Solar energy funding dips 9% in 2023; 2024 'kicks off' with US$1 billion investment

By Lakshmitha Raj*  Solar energy tech companies have already secured slightly over US$1 billion in funding in 2024 (till Feb 7, 2024) after total funding into Solar Energy companies in India fell 9% to US$1.55B in 2023 from US$1.7B in 2022. A total of 39 $100M+ rounds have been closed till date, with Delhi leading the city-wise funding, followed by Gurugram and Mumbai.

Buddhist shrines were 'massively destroyed' by Brahmanical rulers: Historian DN Jha

Nalanda mahavihara By Our Representative Prominent historian DN Jha, an expert in India's ancient and medieval past, in his new book , "Against the Grain: Notes on Identity, Intolerance and History", in a sharp critique of "Hindutva ideologues", who look at the ancient period of Indian history as "a golden age marked by social harmony, devoid of any religious violence", has said, "Demolition and desecration of rival religious establishments, and the appropriation of their idols, was not uncommon in India before the advent of Islam".

Mahanadi delta: Aggressive construction in flood plains, reduced fish stock, pollution

By Sudhansu R Das  Frequent natural calamities, unemployment, low farmers’ income, increase in crime rate and lack of quality human resources to strike a balance between growth and environment etc. continue to haunt the state.
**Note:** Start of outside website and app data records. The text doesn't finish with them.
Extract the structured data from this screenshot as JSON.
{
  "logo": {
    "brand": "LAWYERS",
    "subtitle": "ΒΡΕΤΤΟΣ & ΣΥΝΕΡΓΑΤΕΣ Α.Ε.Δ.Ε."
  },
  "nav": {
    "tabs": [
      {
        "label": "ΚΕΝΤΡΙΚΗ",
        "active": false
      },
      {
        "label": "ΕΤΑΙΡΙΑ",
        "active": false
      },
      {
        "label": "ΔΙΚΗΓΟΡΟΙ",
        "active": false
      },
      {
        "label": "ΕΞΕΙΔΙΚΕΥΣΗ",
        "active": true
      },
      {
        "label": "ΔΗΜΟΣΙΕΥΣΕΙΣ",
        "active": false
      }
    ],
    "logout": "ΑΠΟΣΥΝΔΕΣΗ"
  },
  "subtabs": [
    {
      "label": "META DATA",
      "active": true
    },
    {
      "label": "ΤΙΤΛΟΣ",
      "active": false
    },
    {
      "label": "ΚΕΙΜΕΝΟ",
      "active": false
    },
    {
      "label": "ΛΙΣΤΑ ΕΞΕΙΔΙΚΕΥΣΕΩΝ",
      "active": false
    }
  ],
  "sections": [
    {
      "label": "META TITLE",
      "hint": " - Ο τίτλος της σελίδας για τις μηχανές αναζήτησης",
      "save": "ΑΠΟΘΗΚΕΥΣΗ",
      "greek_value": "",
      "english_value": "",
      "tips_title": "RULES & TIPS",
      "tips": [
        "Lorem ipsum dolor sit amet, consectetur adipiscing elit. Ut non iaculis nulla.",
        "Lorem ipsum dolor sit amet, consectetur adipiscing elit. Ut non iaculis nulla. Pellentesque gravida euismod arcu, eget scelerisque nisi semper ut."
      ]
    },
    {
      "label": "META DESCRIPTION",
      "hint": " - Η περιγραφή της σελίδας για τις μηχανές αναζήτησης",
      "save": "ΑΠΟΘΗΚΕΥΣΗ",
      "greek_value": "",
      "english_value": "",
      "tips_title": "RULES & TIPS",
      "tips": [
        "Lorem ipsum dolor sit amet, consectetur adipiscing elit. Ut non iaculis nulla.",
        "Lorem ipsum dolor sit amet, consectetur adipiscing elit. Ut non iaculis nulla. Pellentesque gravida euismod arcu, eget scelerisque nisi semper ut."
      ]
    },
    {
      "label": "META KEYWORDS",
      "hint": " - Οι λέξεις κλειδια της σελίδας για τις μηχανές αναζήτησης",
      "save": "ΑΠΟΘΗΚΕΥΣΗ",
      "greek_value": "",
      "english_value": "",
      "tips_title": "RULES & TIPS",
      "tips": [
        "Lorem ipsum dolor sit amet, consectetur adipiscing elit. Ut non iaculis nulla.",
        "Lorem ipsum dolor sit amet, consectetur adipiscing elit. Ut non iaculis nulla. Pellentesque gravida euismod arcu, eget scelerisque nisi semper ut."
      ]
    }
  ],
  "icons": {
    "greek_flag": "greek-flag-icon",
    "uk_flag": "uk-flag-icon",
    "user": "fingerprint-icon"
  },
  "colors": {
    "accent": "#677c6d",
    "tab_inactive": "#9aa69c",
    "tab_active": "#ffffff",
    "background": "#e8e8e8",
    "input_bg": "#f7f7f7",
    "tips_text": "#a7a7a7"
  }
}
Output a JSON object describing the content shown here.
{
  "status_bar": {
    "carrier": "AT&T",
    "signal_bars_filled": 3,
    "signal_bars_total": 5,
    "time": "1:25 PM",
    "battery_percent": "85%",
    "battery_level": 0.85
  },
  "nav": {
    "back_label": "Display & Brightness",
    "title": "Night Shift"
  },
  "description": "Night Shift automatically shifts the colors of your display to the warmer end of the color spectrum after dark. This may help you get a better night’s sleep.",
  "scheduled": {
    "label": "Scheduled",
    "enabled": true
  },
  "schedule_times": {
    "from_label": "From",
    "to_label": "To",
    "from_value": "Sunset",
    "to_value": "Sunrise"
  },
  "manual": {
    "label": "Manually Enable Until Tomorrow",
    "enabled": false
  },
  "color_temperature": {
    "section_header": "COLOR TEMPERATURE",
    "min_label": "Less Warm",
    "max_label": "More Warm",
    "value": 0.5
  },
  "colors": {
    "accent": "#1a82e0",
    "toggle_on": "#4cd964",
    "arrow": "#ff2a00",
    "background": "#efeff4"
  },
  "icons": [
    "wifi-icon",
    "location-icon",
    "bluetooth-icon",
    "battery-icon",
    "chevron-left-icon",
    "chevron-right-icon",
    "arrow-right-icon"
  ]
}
The state should delve into the root causes of poverty, unemployment and natural calamities.

Narmada Valley's fossil evidence: Ground for 'nationalists' to argue primates' India roots?

By Saurav Sarkar*  In December 1982, a geologist digging in India’s Central Narmada Valley found something he did not expect. Arun Sonakia, who at the time worked for the Geological Survey of India, unearthed a hominid fossil skullcap from the Pleistocene era. The discovery sent shockwaves through the field of paleoanthropology and put South Asia on the map of human prehistory. Some experts concluded that the skull likely belonged to a member of a predecessor species of ours, Homo heidelbergensis , or perhaps was a hybrid of homo species, while Sonakia himself suggested “ an affinity… to Homo erectus .”